In the entries below, how many lines hold the word "ctrl"? Answer with the number only.

*** Opening Information given ***

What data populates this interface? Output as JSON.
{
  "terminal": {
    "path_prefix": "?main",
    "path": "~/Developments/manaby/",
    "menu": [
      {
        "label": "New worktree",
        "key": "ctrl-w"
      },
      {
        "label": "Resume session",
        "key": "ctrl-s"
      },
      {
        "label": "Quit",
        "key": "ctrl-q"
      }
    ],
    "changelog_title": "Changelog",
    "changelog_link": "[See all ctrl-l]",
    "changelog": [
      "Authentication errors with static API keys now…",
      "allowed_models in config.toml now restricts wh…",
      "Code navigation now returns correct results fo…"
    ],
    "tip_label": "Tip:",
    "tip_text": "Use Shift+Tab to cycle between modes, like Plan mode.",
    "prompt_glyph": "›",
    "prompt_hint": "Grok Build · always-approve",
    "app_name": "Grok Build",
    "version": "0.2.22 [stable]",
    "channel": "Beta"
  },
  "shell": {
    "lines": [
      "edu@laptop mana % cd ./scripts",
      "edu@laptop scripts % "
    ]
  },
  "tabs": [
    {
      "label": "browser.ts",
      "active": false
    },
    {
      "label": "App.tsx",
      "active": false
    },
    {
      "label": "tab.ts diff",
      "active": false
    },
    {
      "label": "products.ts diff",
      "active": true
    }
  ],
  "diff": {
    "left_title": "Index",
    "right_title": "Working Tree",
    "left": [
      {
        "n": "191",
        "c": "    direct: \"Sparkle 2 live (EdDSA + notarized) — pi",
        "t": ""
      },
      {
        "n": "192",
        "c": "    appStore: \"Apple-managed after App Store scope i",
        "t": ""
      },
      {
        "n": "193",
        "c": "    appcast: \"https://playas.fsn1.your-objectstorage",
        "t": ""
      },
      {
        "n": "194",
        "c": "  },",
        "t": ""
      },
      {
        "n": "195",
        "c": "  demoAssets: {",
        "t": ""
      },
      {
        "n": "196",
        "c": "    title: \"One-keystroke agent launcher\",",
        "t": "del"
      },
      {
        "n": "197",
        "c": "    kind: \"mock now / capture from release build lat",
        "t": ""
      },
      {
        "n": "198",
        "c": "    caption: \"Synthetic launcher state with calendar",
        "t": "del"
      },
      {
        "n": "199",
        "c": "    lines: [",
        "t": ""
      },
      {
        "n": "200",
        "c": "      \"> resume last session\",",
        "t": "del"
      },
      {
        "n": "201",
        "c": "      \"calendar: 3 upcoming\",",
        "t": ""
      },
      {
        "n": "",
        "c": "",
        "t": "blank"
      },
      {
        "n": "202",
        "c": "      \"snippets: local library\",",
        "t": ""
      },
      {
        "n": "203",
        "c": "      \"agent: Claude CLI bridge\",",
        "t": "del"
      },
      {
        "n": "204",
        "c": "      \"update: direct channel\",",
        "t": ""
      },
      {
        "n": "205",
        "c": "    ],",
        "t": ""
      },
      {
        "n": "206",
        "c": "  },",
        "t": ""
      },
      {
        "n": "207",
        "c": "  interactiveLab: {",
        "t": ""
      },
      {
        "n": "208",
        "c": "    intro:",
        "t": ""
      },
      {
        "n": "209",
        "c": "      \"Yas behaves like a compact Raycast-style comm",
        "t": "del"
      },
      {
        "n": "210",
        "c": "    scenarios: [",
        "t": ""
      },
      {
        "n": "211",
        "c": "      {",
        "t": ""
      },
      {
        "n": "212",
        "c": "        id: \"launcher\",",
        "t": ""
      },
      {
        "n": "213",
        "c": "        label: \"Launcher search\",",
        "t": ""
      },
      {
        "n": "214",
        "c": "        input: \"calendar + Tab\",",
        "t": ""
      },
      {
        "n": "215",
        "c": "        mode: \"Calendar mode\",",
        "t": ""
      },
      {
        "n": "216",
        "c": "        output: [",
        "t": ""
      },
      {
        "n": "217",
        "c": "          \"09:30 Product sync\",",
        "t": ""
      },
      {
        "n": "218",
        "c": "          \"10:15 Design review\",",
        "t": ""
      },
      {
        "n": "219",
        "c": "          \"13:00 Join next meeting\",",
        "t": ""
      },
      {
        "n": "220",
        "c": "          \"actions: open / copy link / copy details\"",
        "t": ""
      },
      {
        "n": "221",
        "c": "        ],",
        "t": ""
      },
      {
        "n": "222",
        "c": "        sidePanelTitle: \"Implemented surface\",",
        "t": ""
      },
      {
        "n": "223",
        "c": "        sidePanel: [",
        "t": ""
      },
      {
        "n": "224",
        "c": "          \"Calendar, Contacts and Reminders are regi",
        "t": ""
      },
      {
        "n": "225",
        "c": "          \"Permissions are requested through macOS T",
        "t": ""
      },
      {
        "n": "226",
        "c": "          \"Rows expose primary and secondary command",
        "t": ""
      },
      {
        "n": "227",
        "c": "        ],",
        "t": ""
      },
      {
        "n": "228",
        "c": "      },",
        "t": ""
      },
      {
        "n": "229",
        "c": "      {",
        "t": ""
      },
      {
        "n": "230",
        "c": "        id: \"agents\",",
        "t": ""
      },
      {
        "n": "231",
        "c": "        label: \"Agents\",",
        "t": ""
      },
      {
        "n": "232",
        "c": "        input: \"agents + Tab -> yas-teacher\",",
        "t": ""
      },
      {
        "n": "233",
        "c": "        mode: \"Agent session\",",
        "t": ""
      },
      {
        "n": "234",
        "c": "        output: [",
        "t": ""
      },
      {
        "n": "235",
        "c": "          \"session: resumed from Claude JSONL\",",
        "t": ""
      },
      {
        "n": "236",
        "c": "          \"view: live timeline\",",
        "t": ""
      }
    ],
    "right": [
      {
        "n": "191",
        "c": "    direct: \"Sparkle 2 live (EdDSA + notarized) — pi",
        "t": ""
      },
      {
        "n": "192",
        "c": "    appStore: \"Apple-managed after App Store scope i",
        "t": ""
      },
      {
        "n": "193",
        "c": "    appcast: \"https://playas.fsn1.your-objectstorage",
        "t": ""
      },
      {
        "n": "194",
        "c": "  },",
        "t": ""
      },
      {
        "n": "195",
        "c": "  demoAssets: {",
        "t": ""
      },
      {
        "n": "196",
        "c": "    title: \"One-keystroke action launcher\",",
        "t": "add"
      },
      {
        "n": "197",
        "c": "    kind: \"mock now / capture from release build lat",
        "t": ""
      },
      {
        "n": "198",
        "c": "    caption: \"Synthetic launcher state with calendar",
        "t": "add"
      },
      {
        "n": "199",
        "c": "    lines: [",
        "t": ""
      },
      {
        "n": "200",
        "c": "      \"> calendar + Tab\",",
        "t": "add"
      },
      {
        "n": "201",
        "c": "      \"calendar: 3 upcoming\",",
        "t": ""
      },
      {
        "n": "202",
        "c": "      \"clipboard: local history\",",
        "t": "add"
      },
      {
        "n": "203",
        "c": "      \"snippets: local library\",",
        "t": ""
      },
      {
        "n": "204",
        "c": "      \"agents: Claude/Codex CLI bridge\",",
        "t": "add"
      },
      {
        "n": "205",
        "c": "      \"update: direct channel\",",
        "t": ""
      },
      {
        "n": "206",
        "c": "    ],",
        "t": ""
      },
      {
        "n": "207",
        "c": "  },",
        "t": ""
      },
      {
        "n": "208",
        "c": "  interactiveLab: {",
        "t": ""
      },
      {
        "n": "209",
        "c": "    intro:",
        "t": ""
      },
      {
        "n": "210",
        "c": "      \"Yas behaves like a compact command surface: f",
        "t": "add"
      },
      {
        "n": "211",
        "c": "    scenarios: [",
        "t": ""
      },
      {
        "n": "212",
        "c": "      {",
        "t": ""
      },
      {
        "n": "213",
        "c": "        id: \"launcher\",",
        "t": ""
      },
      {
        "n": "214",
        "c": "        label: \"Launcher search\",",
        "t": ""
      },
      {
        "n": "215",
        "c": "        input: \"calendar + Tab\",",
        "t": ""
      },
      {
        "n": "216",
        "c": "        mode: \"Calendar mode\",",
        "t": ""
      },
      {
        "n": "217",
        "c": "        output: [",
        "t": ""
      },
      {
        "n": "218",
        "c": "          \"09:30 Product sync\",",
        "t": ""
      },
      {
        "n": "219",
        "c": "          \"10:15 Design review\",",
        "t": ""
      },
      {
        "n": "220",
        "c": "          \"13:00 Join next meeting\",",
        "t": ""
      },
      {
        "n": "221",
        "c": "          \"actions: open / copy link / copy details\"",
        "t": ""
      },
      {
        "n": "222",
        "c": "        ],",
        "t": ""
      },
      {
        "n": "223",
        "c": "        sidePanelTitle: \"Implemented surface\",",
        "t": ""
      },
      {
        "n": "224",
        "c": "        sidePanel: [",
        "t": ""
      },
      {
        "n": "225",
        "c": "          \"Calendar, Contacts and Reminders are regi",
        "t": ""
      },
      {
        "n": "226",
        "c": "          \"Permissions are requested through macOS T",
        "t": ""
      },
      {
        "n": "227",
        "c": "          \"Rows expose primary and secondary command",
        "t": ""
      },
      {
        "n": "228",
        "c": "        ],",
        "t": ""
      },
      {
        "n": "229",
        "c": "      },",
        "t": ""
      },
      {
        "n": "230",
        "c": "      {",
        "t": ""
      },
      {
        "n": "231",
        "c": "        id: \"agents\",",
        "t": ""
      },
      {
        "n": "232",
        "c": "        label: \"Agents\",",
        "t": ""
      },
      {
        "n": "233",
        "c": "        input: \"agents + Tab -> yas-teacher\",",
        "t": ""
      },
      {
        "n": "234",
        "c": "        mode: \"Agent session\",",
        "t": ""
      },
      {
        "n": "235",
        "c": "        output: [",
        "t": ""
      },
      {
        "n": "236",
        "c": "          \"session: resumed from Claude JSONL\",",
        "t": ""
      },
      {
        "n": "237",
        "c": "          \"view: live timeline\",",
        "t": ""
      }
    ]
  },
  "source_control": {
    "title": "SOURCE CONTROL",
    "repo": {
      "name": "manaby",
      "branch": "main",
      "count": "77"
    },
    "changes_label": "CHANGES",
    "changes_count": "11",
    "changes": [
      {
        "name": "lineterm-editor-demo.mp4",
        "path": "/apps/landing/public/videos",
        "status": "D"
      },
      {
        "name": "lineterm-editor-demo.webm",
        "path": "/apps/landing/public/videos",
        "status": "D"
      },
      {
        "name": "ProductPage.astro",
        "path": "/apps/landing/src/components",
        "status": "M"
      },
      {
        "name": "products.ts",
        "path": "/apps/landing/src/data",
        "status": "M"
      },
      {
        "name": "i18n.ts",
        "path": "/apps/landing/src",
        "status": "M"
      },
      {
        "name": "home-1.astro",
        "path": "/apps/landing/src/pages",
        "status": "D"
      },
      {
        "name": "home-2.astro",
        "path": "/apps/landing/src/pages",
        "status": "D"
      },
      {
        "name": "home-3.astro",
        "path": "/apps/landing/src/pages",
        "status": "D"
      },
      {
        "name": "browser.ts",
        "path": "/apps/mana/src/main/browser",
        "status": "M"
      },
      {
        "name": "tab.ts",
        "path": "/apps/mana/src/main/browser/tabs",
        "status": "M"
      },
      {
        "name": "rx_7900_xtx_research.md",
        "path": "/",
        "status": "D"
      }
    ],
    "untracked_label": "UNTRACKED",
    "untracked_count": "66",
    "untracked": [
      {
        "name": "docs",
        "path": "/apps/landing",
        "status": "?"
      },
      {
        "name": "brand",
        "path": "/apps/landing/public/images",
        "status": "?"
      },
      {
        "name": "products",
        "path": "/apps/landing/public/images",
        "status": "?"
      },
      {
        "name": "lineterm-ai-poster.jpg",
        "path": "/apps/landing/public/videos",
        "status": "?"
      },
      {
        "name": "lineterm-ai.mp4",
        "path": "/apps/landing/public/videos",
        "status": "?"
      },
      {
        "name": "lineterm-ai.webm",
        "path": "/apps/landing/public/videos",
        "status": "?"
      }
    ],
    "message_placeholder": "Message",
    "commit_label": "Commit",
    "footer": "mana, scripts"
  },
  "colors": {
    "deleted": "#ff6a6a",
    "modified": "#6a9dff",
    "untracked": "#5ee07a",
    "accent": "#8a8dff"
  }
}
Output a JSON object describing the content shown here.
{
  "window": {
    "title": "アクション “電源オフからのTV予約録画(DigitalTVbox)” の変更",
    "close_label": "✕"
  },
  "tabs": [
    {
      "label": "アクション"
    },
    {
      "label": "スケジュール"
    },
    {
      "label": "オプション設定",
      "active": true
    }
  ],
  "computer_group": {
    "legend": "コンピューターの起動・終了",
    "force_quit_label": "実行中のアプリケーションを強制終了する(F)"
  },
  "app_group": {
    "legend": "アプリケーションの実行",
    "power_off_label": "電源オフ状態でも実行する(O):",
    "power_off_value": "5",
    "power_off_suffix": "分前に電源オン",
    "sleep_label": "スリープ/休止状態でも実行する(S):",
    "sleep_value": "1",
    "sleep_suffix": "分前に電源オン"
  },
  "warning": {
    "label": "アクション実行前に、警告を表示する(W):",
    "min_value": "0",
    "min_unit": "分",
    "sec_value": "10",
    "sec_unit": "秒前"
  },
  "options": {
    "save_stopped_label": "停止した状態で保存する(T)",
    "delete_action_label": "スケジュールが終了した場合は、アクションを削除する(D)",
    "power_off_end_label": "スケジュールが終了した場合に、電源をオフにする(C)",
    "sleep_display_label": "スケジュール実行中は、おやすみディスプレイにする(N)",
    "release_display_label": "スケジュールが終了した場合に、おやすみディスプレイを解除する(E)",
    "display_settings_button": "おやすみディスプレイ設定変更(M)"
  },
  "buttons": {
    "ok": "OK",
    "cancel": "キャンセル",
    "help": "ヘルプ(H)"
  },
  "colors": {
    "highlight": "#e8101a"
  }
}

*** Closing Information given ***

» **Solution for this problem**:
4